The scope of a topic is like a boundary line around a territory that specifies what is inside and what is outside the area. It defines the problem space you are addressing. State not only what the research is about but also what it is NOT about, by discussing what important others have done that is outside your topic, e. g. if the topic is online grocery shopping distinguish this from other forms of online shopping and from e-commerce in general. When the scope is poorly defined authors wander freely in areas of little relevance to their topic and consequently annoy informed readers.
If the scope too broad the research may not adequately cover it, while a too narrow scope will limit the implications. It can be hard to define a “Goldilocks” scope that is “Not too hot, not too cold, but just right”. For example, for a project on the hydro-chemistry of surface water, be clear on the sorts of water it applies to and the sort of chemistry involved. Don’t be surprised if the scope changes as you progress. The scope description is what others use to assess if the research is relevant say to a journal or conference call for papers, so it is very important.
Define the scope early, as defining it later creates ambiguity about goals. The scope affects the limitations of the research, the data used, the theories that apply and the conclusions made, e.g. it can explain why a certain data or subjects are excluded from the research. It also helps to manage expectations.
Key terms. Key terms are the main constructs that the research addresses. Defining the key terms correctly and using them consistently is critical to properly defining the scope of the research. Give any abbreviations used in full the first time they are used, e.g. ISP (Internet Service Provider). Where possible, use accepted definitions rather than giving terms your own meaning to avoid confusion. If necessary, take the time to define terms that you interpret differently, e.g. my paper on software politeness defined it as giving choices rather than being nice. Always define key terms carefully.

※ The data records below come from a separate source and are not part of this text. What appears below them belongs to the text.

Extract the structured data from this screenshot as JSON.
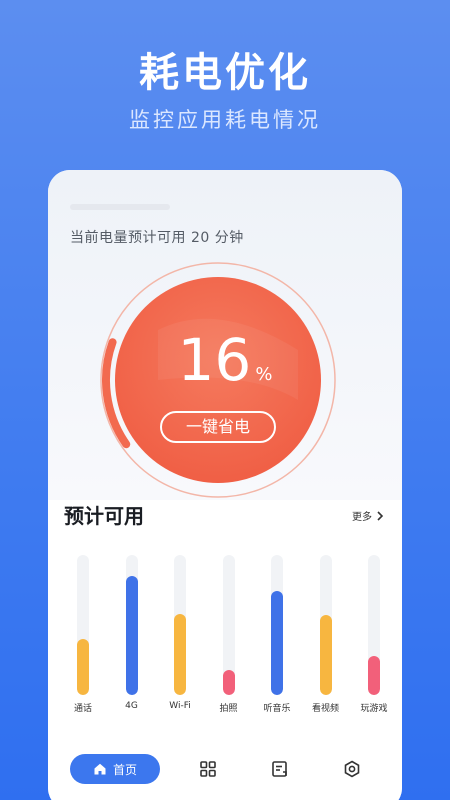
{
  "header": {
    "title": "耗电优化",
    "subtitle": "监控应用耗电情况"
  },
  "battery": {
    "remaining_text": "当前电量预计可用 20 分钟",
    "percent": "16",
    "percent_unit": "%",
    "level_fraction": 0.16,
    "save_button_label": "一键省电"
  },
  "usage": {
    "title": "预计可用",
    "more_label": "更多",
    "items": [
      {
        "label": "通话",
        "level": 0.4,
        "color": "#f7b640"
      },
      {
        "label": "4G",
        "level": 0.85,
        "color": "#3f72e8"
      },
      {
        "label": "Wi-Fi",
        "level": 0.58,
        "color": "#f7b640"
      },
      {
        "label": "拍照",
        "level": 0.18,
        "color": "#f2607a"
      },
      {
        "label": "听音乐",
        "level": 0.74,
        "color": "#3f72e8"
      },
      {
        "label": "看视频",
        "level": 0.57,
        "color": "#f7b640"
      },
      {
        "label": "玩游戏",
        "level": 0.28,
        "color": "#f2607a"
      }
    ]
  },
  "nav": {
    "home_label": "首页",
    "items": [
      {
        "icon": "home-icon",
        "label": "首页"
      },
      {
        "icon": "grid-icon"
      },
      {
        "icon": "document-icon"
      },
      {
        "icon": "settings-hex-icon"
      }
    ]
  },
  "colors": {
    "primary": "#3c77ee",
    "gauge": "#f26a4f",
    "background_top": "#5c8ef0"
  }
}
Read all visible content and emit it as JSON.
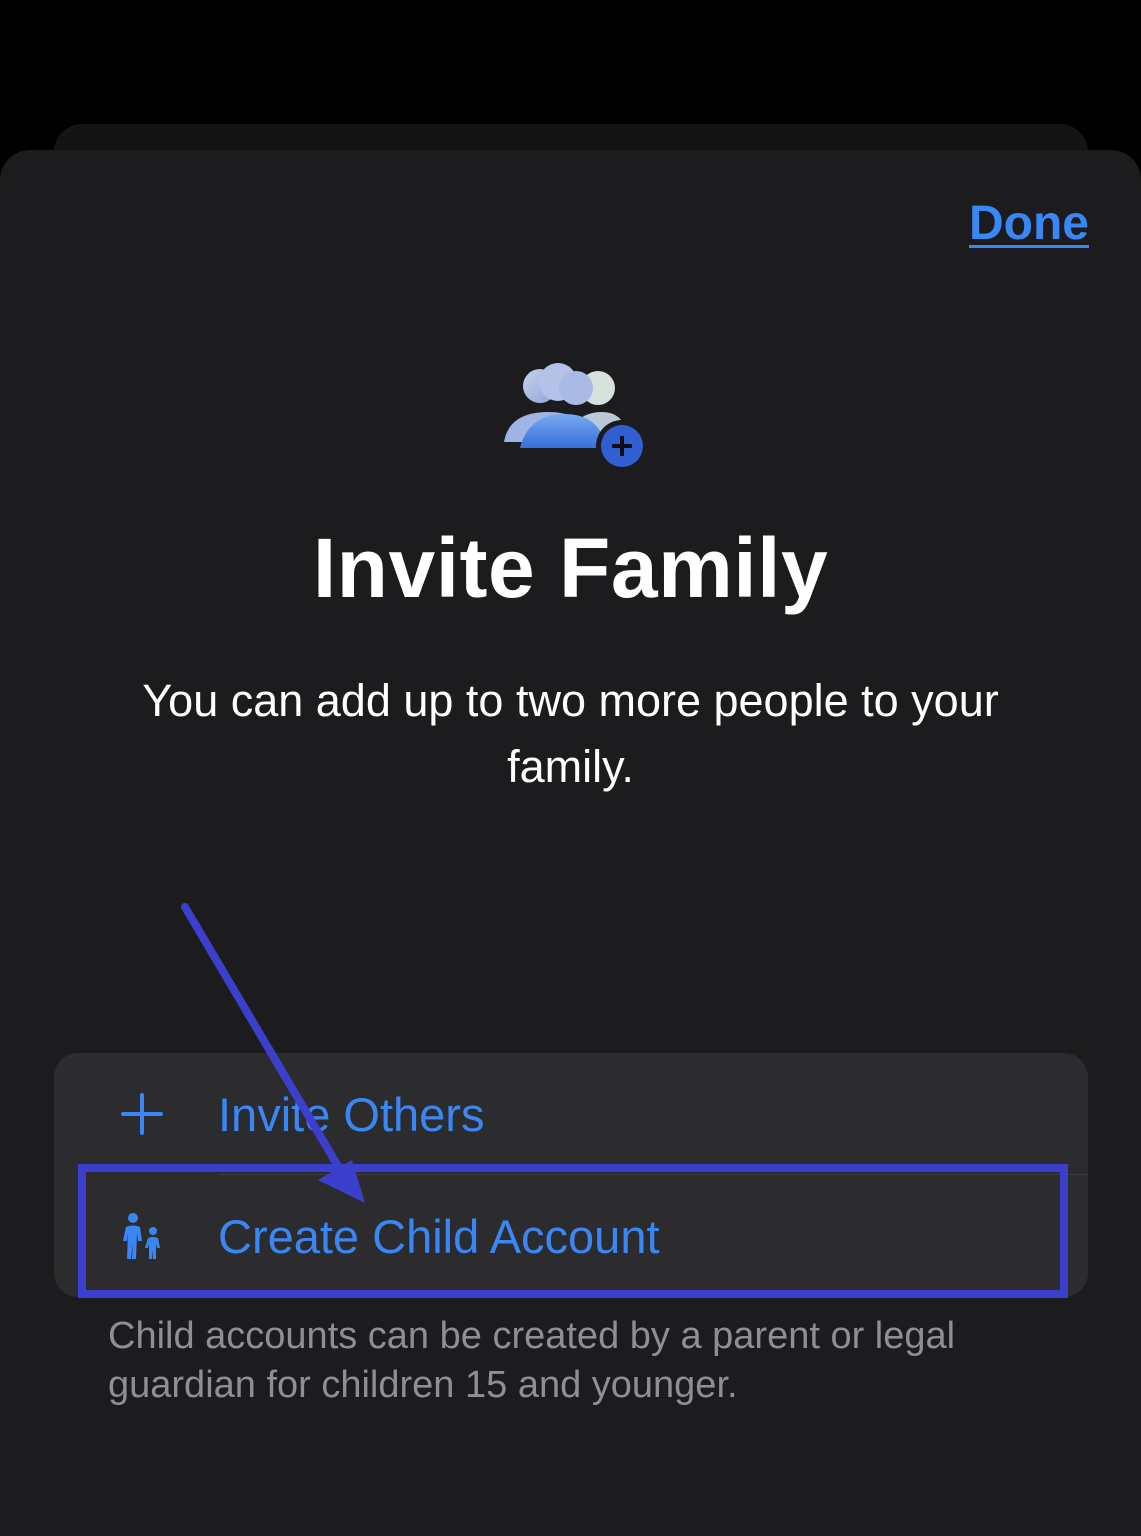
{
  "header": {
    "done_label": "Done"
  },
  "hero": {
    "icon": "family-add-icon",
    "title": "Invite Family",
    "subtitle": "You can add up to two more people to your family."
  },
  "options": [
    {
      "label": "Invite Others",
      "icon": "plus-icon"
    },
    {
      "label": "Create Child Account",
      "icon": "parent-child-icon"
    }
  ],
  "footnote": "Child accounts can be created by a parent or legal guardian for children 15 and younger.",
  "colors": {
    "accent": "#3a86f4",
    "sheet_background": "#1c1c1e",
    "group_background": "#2c2c2e",
    "annotation": "#3c3fcc",
    "secondary_text": "#8e8e93"
  }
}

Scope is important because it prevents critics from misinterpreting your research. Stating what research is not about immunizes it against battles you don’t want to be involved in. In this case, scope acts like a disclaimer on a product, such as “Not to be used by infants”, e.g. research on the correlates of cancer may disclaim that it implies any causal links. Define the research scope early to clarify the purpose and avoid misinterpretation.